Brief: Repeat the records. Each line must match exactly.

Data provided:
************

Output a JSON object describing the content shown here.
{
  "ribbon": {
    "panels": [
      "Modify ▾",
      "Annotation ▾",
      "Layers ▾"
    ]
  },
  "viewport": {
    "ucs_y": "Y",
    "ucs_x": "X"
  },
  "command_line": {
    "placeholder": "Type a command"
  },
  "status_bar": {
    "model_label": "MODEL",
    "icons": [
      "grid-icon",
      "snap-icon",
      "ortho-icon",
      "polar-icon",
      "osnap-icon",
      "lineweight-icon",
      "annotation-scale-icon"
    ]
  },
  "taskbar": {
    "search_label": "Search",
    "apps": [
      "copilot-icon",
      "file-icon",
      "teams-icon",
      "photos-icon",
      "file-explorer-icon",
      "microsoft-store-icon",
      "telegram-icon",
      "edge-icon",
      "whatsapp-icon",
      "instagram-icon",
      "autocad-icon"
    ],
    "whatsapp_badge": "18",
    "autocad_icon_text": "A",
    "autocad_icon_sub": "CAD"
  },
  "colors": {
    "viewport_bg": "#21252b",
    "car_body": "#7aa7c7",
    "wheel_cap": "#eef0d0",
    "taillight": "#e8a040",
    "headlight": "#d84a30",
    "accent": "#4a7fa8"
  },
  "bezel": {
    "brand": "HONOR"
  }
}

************

Response box:
Output a JSON object describing the content shown here.
{
  "ribbon": {
    "panels": [
      "Modify ▾",
      "Annotation ▾",
      "Layers ▾"
    ]
  },
  "viewport": {
    "ucs_y": "Y",
    "ucs_x": "X"
  },
  "command_line": {
    "placeholder": "Type a command"
  },
  "status_bar": {
    "model_label": "MODEL",
    "icons": [
      "grid-icon",
      "snap-icon",
      "ortho-icon",
      "polar-icon",
      "osnap-icon",
      "lineweight-icon",
      "annotation-scale-icon"
    ]
  },
  "taskbar": {
    "search_label": "Search",
    "apps": [
      "copilot-icon",
      "file-icon",
      "teams-icon",
      "photos-icon",
      "file-explorer-icon",
      "microsoft-store-icon",
      "telegram-icon",
      "edge-icon",
      "whatsapp-icon",
      "instagram-icon",
      "autocad-icon"
    ],
    "whatsapp_badge": "18",
    "autocad_icon_text": "A",
    "autocad_icon_sub": "CAD"
  },
  "colors": {
    "viewport_bg": "#21252b",
    "car_body": "#7aa7c7",
    "wheel_cap": "#eef0d0",
    "taillight": "#e8a040",
    "headlight": "#d84a30",
    "accent": "#4a7fa8"
  },
  "bezel": {
    "brand": "HONOR"
  }
}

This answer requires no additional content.